*Task goal:*
Would you please repeat the data that follows, exactly as it reads?
*** Records shown ***
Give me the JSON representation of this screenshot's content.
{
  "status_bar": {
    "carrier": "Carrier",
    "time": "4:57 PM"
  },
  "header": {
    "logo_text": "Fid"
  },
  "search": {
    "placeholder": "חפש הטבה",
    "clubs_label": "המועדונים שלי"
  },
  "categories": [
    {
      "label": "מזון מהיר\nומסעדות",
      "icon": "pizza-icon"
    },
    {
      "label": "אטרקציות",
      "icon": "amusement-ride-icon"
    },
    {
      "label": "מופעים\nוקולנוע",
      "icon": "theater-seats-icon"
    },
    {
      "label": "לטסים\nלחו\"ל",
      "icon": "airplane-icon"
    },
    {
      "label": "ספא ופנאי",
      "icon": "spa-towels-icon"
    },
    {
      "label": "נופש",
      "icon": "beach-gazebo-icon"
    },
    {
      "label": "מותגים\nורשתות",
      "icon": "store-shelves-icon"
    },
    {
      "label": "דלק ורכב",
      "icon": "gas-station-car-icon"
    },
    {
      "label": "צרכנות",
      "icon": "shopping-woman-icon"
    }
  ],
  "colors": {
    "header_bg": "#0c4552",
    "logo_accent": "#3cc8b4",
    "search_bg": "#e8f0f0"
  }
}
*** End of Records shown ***
*Exercise output:*
Give me the JSON representation of this screenshot's content.
{
  "status_bar": {
    "carrier": "Carrier",
    "time": "4:57 PM"
  },
  "header": {
    "logo_text": "Fid"
  },
  "search": {
    "placeholder": "חפש הטבה",
    "clubs_label": "המועדונים שלי"
  },
  "categories": [
    {
      "label": "מזון מהיר\nומסעדות",
      "icon": "pizza-icon"
    },
    {
      "label": "אטרקציות",
      "icon": "amusement-ride-icon"
    },
    {
      "label": "מופעים\nוקולנוע",
      "icon": "theater-seats-icon"
    },
    {
      "label": "לטסים\nלחו\"ל",
      "icon": "airplane-icon"
    },
    {
      "label": "ספא ופנאי",
      "icon": "spa-towels-icon"
    },
    {
      "label": "נופש",
      "icon": "beach-gazebo-icon"
    },
    {
      "label": "מותגים\nורשתות",
      "icon": "store-shelves-icon"
    },
    {
      "label": "דלק ורכב",
      "icon": "gas-station-car-icon"
    },
    {
      "label": "צרכנות",
      "icon": "shopping-woman-icon"
    }
  ],
  "colors": {
    "header_bg": "#0c4552",
    "logo_accent": "#3cc8b4",
    "search_bg": "#e8f0f0"
  }
}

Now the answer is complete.